Long noncoding RNAs are investigated using a CRISPR-Cas9 activation screen and shown to confer BRAF inhibitor resistance on melanoma cells through various local mechanisms.

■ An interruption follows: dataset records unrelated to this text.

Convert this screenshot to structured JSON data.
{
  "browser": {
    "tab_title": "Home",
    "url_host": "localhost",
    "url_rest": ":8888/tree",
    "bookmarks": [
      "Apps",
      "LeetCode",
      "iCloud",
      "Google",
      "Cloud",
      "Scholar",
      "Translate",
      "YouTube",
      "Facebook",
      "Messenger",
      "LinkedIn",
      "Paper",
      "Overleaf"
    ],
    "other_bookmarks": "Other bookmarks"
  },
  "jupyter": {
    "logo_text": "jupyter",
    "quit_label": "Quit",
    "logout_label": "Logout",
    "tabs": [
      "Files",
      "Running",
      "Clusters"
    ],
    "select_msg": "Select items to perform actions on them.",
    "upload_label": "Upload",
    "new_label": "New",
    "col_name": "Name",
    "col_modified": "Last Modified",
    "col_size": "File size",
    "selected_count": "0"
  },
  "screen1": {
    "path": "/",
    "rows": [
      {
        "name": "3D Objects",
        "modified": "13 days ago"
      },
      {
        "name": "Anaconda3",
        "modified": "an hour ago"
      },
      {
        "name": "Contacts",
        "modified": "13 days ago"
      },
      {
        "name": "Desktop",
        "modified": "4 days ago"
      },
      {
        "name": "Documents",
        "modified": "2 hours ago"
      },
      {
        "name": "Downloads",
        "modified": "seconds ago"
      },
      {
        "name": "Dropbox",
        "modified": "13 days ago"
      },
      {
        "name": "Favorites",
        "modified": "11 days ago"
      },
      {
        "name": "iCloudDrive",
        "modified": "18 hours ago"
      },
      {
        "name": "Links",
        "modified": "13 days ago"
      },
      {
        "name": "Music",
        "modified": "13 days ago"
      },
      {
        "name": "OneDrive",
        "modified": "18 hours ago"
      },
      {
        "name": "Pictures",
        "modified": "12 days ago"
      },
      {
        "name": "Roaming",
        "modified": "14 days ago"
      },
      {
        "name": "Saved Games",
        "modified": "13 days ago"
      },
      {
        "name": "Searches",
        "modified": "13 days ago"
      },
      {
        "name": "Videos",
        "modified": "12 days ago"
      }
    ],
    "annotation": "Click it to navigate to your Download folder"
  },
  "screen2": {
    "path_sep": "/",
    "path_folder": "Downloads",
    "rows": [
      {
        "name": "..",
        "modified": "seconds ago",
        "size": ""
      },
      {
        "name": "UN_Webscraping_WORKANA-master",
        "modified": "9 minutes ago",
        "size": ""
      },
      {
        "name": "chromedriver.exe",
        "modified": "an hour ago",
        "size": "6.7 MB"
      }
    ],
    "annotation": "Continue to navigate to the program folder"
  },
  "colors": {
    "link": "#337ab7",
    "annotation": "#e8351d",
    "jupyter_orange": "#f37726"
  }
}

Mammalian genomes contain thousands of loci that transcribe long noncoding RNAs (lncRNAs)1,2, some of which are known to carry out critical roles in diverse cellular processes through a variety of mechanisms3,4,5,6,7,8. Although some lncRNA loci encode RNAs that act non-locally (in trans)5, there is emerging evidence that many lncRNA loci act locally (in cis) to regulate the expression of nearby genes—for example, through functions of the lncRNA promoter, transcription, or transcript itself3,6,7,8. Despite their potentially important roles, it remains challenging to identify functional lncRNA loci and distinguish among these and other mechanisms. Here, to address these challenges, we developed a genome-scale CRISPR-Cas9 activation screen that targets more than 10,000 lncRNA transcriptional start sites to identify noncoding loci that influence a phenotype of interest. We found 11 lncRNA loci that, upon recruitment of an activator, mediate resistance to BRAF inhibitors in human melanoma cells. Most candidate loci appear to regulate nearby genes. Detailed analysis of one candidate, termed EMICERI, revealed that its transcriptional activation resulted in dosage-dependent activation of four neighbouring protein-coding genes, one of which confers the resistance phenotype. Our screening and characterization approach provides a CRISPR toolkit with which to systematically discover the functions of noncoding loci and elucidate their diverse roles in gene regulation and cellular function.